Dollar-cost averaging is a simple technique that entails investing a fixed amount of money in the same fund or stock at regular intervals over a long period of time.
If you have a 401(k) retirement plan, you’re already using this strategy.
Make no mistake, dollar-cost averaging is a strategy, and it’s one that almost certainly will get results that are as good or better than aiming to buy low and sell high. As many experts will tell you, nobody can time the market.
The strategy couldn’t be simpler. Invest the same amount of money in the same stock or mutual fund at regular intervals, say monthly. Ignore the fluctuations in the price of your investment. Whether it’s up or down, you’re putting the same amount of money into it. This can even be done automatically by reinvesting a stock’s dividend payment back into the stock itself.
The number of shares purchased each month will vary depending on the share price of the investment at the time of the purchase. When the share value rises, your money will buy fewer shares per dollar invested. When the share price is down, your money will get you more shares.
Over time, the average cost per share you spend will probably compare quite favorably with the price you would have paid if you had tried to time it.
In the long run, this is a highly strategic way to invest. As you buy more shares when the cost is low, you reduce your average cost per share over time.
Dollar-cost averaging is particularly attractive to new investors just starting out. It’s a way to slowly but surely build wealth even if you’re starting out with a small stake.
For example, assume an investor deposits $1,000 on the first of each month into Mutual Fund XYZ, beginning in January. Like any investment, this fund bounces around in price from month to month.
In January, Mutual Fund XYZ was at $20 per share. By Feb. 1 it was at $16, by March 1 it was $12, by April 1 it was $17, and by May 1 it was $23.
The investor keeps steadily putting $1,000 into the fund on the first of each month while the number of shares that amount of money buys varies. In January, $1,000 bought 50 shares. In February, it bought 62.5 shares, in March it bought 83.3 shares, in April it was 58.2 shares, and in May it was 43.48 shares.
Just five months after beginning to contribute to the fund, the investor owns 298.14 shares of the mutual fund. The investment of $5,000 has turned into $6.857.11. The average price of those shares is $16.77. Based on the current price of the shares, the investment of $5,000 has turned into $6,857.11.
If the investor had spent the entire $5,000 at once at any time during this period, the total profit might be higher or lower. But by staggering the purchases, the risk of the investment has been greatly reduced.
Dollar-cost averaging is a safer strategy to obtain an average price per share that is favorable overall.
When it comes to using the dollar-cost averaging strategy there may be no better investment vehicle than the no-load mutual fund. The structure of these mutual funds, which are bought and sold without commission fees, seems almost to have been designed with dollar-cost averaging in mind.

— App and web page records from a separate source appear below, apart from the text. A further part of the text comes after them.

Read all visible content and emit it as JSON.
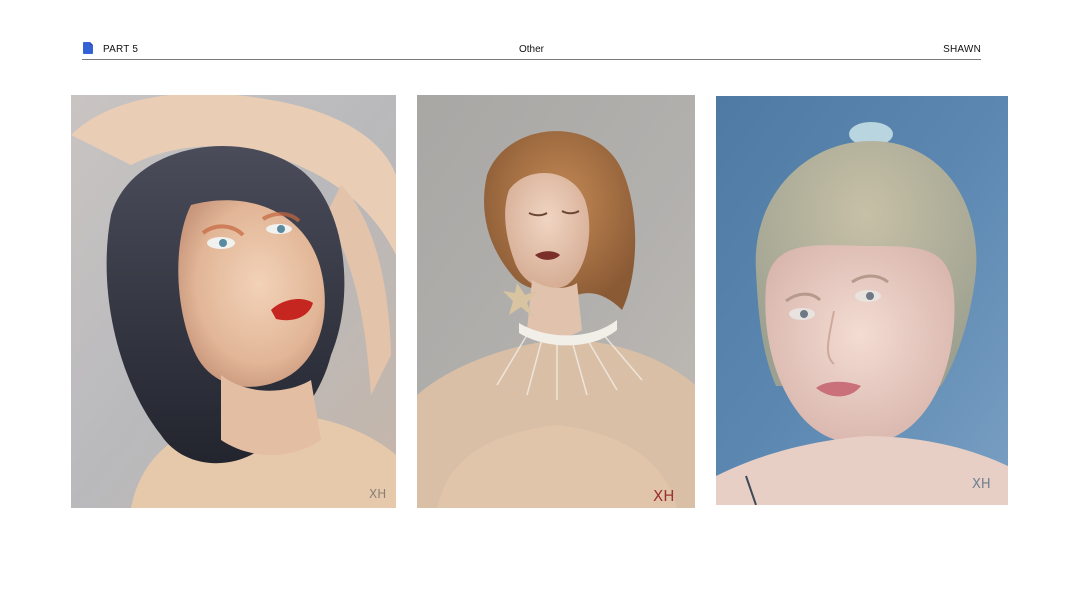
{
  "header": {
    "icon": "document-icon",
    "part_label": "PART 5",
    "title": "Other",
    "author": "SHAWN"
  },
  "artworks": [
    {
      "signature": "XH"
    },
    {
      "signature": "XH"
    },
    {
      "signature": "XH"
    }
  ],
  "colors": {
    "icon_blue": "#3462d6",
    "rule": "#7a7a7a",
    "text": "#111111"
  }
}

The expense ratio that mutual fund investors pay is a fixed percentage of the total contribution. That percentage takes the same relative bite out of a $25 investment or regular installment amount as it would out of a $250 or $2,500 lump-sum investment. Compared to, say, stock trading in which a flat commission is charged for each transaction, the value of the fixed-percentage expense ratio is startlingly clear.
For example, if you made a $25 installment payment in a mutual fund that charges a 20 basis-point expense ratio, you would pay a fee of $0.05, which amounts to 0.2%. For a $250 lump-sum investment in the same fund, you would pay $0.50, or 0.2%.
If you made a $25 investment through a broker who charges $10 commission per trade, you pay $10, which amounts to a 40% fee. A $250 would involve a fee of $10.00, or 4%.
An online discount broker would certainly cost less, as they typically charge a flat $4.95 per transaction.
Still, the availability of no-load mutual funds, which by definition do not charge transaction fees, combined with their low minimum investment requirements, offers access to investing to almost everyone. In fact, many mutual funds waive required minimums for investors who set up automatic contribution plans, the plans that put dollar-cost averaging into action.
To really cut the costs, you might consider index funds or exchange-traded funds (ETFs). These funds are not actively managed and are built to parallel the performance of a particular index. Since there are no management fees involved, the costs are a fraction of a percentage.
Regardless of the sum you have to invest, dollar-cost averaging is a long-term strategy.
While the financial markets are in a constant state of flux, over long periods of time, most stocks tend to move in the same general direction, swept along by larger currents in the economy. A bear market or a bull market can last for months or even years. That reduces the value of dollar-cost averaging as a short-term strategy.
In addition, mutual funds and even individual stocks don’t, as a general rule, change in value drastically from month to month. You have to keep your investment going through bad and good times to see the real value of dollar-cost averaging. Over time, your assets will reflect both the premium prices of a bull market and the discounts of a bear market.